- _Required action_: Below are some entries. Copy each line that holds the string "比上年同期增长".

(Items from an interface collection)

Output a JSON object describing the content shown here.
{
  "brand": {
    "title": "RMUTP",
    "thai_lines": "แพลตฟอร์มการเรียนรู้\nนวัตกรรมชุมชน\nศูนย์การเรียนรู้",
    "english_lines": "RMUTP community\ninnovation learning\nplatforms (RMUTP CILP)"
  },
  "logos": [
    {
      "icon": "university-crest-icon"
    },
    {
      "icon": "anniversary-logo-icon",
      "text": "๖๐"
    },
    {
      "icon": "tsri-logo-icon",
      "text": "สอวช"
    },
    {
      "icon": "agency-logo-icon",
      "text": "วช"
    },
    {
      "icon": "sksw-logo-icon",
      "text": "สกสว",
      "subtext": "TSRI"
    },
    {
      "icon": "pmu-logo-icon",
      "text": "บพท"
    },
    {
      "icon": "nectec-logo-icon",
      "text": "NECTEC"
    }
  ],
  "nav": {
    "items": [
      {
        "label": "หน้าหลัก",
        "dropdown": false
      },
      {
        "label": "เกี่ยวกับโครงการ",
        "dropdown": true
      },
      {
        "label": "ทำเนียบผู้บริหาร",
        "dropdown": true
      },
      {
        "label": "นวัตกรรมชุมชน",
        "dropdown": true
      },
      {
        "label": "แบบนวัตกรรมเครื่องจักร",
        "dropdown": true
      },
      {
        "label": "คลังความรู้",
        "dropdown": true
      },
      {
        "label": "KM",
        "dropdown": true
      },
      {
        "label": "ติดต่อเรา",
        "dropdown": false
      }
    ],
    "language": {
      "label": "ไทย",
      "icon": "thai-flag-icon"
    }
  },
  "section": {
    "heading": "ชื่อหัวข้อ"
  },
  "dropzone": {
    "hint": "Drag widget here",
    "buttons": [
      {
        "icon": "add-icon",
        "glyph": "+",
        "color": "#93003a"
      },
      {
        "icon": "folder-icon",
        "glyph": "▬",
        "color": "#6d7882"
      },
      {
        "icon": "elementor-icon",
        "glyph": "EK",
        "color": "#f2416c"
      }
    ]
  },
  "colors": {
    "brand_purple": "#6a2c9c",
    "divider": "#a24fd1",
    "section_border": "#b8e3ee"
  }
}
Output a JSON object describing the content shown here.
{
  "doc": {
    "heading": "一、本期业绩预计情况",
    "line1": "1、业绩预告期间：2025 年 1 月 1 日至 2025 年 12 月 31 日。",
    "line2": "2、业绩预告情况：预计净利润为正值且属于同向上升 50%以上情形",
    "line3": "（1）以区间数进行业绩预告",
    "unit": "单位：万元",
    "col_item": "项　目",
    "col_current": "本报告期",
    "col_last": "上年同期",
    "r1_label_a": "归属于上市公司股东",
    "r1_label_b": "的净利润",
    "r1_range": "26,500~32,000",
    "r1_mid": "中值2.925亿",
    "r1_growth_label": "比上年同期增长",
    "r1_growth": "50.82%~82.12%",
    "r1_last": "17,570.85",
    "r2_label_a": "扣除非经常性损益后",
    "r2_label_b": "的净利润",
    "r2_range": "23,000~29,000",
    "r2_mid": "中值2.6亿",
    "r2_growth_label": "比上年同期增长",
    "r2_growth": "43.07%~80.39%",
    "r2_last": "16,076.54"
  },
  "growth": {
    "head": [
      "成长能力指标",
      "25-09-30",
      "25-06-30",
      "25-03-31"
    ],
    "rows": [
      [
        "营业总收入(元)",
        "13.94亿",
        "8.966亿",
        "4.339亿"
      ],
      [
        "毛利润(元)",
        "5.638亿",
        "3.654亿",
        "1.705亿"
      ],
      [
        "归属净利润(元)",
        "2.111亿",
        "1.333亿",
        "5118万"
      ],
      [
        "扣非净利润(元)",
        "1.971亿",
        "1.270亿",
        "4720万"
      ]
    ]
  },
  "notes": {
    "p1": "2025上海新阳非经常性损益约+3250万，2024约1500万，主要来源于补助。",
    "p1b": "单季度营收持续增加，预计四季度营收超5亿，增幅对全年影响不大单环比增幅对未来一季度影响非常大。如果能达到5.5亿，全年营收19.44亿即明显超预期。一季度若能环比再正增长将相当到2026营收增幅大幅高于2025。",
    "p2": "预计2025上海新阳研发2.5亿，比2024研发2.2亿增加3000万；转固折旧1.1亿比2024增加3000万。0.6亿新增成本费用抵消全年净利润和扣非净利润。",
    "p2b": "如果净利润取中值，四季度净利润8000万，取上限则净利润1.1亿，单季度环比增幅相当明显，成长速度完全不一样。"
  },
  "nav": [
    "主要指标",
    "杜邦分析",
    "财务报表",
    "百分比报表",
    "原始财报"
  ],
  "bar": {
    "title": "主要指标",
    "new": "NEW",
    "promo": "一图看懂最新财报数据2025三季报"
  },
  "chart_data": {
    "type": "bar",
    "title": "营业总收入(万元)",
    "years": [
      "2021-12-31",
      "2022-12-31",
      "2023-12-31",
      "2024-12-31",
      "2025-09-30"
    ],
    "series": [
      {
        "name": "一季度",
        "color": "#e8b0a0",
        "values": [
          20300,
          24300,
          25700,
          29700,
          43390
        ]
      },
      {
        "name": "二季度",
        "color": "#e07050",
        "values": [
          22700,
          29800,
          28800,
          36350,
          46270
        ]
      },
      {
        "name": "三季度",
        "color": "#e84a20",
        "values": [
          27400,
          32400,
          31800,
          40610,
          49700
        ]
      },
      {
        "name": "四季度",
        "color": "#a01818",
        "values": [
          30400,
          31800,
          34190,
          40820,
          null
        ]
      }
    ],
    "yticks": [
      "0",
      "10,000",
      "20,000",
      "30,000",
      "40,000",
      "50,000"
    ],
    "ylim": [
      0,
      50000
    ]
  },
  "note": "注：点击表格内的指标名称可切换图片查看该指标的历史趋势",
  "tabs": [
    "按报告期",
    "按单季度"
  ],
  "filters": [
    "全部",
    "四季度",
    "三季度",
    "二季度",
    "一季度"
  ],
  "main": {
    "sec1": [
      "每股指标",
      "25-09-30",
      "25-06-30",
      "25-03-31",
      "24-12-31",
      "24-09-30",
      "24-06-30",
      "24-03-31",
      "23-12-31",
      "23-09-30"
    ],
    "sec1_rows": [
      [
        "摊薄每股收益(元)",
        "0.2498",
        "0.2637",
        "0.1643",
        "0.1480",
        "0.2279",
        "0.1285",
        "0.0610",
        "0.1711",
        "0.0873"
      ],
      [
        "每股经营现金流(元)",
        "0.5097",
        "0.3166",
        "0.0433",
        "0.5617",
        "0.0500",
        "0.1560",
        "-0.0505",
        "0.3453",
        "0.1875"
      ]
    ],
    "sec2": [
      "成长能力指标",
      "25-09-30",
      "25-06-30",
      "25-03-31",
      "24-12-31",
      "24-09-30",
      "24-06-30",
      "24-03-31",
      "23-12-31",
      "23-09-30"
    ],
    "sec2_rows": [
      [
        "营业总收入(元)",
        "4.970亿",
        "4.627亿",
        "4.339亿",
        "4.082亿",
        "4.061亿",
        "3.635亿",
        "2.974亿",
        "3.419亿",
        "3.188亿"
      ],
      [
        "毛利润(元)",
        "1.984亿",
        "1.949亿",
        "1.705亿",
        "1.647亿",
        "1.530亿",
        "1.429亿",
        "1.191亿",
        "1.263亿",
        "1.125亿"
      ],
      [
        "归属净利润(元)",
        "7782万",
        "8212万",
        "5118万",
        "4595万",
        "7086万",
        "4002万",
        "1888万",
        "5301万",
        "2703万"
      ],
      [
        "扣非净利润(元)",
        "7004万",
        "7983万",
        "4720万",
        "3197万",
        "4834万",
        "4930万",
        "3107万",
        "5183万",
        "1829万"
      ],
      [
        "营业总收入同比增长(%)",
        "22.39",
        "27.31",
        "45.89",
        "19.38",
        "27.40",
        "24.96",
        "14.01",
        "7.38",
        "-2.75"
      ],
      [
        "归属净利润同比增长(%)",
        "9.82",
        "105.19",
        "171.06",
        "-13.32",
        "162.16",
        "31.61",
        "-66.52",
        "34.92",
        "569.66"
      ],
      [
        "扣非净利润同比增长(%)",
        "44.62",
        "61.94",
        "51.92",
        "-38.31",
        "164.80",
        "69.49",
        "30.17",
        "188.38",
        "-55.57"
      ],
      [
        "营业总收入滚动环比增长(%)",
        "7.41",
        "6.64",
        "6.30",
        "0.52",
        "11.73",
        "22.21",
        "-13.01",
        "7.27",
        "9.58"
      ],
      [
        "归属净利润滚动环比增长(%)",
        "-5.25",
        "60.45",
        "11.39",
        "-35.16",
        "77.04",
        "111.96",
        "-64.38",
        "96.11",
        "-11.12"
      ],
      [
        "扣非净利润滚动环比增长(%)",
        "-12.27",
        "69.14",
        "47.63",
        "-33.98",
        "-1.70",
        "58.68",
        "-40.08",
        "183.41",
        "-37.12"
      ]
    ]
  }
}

- _Answer for this exercise_:
    "r1_growth_label": "比上年同期增长",
    "r2_growth_label": "比上年同期增长",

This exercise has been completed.